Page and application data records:
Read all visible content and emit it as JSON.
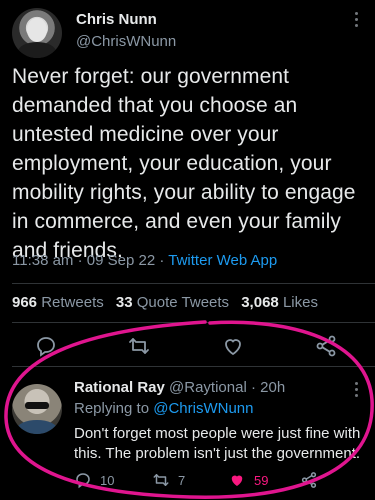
{
  "tweet": {
    "author_name": "Chris Nunn",
    "author_handle": "@ChrisWNunn",
    "text": "Never forget: our government demanded that you choose an untested medicine over your employment, your education, your mobility rights, your ability to engage in commerce, and even your family and friends.",
    "time": "11:38 am",
    "date": "09 Sep 22",
    "source": "Twitter Web App",
    "separator": "·",
    "retweets_count": "966",
    "retweets_label": "Retweets",
    "quotes_count": "33",
    "quotes_label": "Quote Tweets",
    "likes_count": "3,068",
    "likes_label": "Likes",
    "icons": [
      "reply-icon",
      "retweet-icon",
      "like-icon",
      "share-icon"
    ]
  },
  "reply": {
    "author_name": "Rational Ray",
    "author_handle": "@Raytional",
    "separator": "·",
    "age": "20h",
    "replying_prefix": "Replying to",
    "replying_to": "@ChrisWNunn",
    "text": "Don't forget most people were just fine with this. The problem isn't just the government.",
    "reply_count": "10",
    "retweet_count": "7",
    "like_count": "59"
  },
  "colors": {
    "background": "#000000",
    "link": "#1d9bf0",
    "muted": "#8b98a5",
    "like": "#f91880",
    "annotation": "#e0158f"
  }
}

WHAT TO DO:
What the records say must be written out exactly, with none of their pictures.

THE COMPLETED TASK:
Read all visible content and emit it as JSON.
{
  "tweet": {
    "author_name": "Chris Nunn",
    "author_handle": "@ChrisWNunn",
    "text": "Never forget: our government demanded that you choose an untested medicine over your employment, your education, your mobility rights, your ability to engage in commerce, and even your family and friends.",
    "time": "11:38 am",
    "date": "09 Sep 22",
    "source": "Twitter Web App",
    "separator": "·",
    "retweets_count": "966",
    "retweets_label": "Retweets",
    "quotes_count": "33",
    "quotes_label": "Quote Tweets",
    "likes_count": "3,068",
    "likes_label": "Likes",
    "icons": [
      "reply-icon",
      "retweet-icon",
      "like-icon",
      "share-icon"
    ]
  },
  "reply": {
    "author_name": "Rational Ray",
    "author_handle": "@Raytional",
    "separator": "·",
    "age": "20h",
    "replying_prefix": "Replying to",
    "replying_to": "@ChrisWNunn",
    "text": "Don't forget most people were just fine with this. The problem isn't just the government.",
    "reply_count": "10",
    "retweet_count": "7",
    "like_count": "59"
  },
  "colors": {
    "background": "#000000",
    "link": "#1d9bf0",
    "muted": "#8b98a5",
    "like": "#f91880",
    "annotation": "#e0158f"
  }
}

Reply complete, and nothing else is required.